Blowup may have been the peak of auteur-driven cinema in Britain in 1966, but the year also represented something of an annus mirabilis for Hammer Films.
These 12 months alone saw the release of their prehistoric adventure One Million Years B.C., Dracula Prince of Darkness, occult drama The Witches, and two rural horrors directed back to back (and on the same set at Hammer’s Bray Studios) by John Gilling.
The first of these was The Plague of the Zombies, released in the second week of the new year, with The Reptile following in March.
Though discrete films, both were set in a superstitious Cornwall of the past, where a mysterious illness is killing off the inhabitants of a small village.
In The Reptile – the moodier and more subtle of the pair – a newcomer’s investigations in the community bring him into contact with the sinister Dr Franklyn (Noel Willman), his oppressed daughter, Anna (Jacqueline Pearce) and their Malay servant (Marne Maitland).
Murder victims turn up with fang marks on their necks. Could sultry Jacqueline Pearce (the future Servalan from Blake’s 7) be the victim of a Malayan curse doomed to writhe the night away?
There’s an endearingly 1950s-style monster, remarkably atmospheric art direction and taut, stylish direction by John Gilling.
Though set at the turn of the 20th century, this creepy classic displays a fascination with Eastern spirituality that’s very 1966.

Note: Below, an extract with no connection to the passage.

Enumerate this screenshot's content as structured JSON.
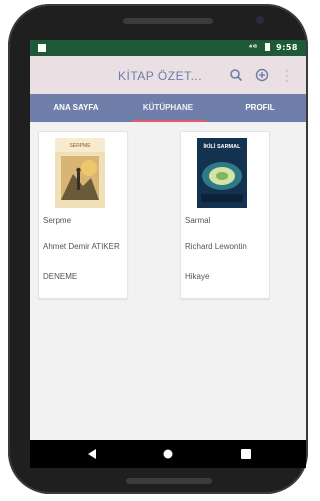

This is one of the best examples of the economical approach Hammer took to horror while never sacrificing originality.
Charles Lloyd Pack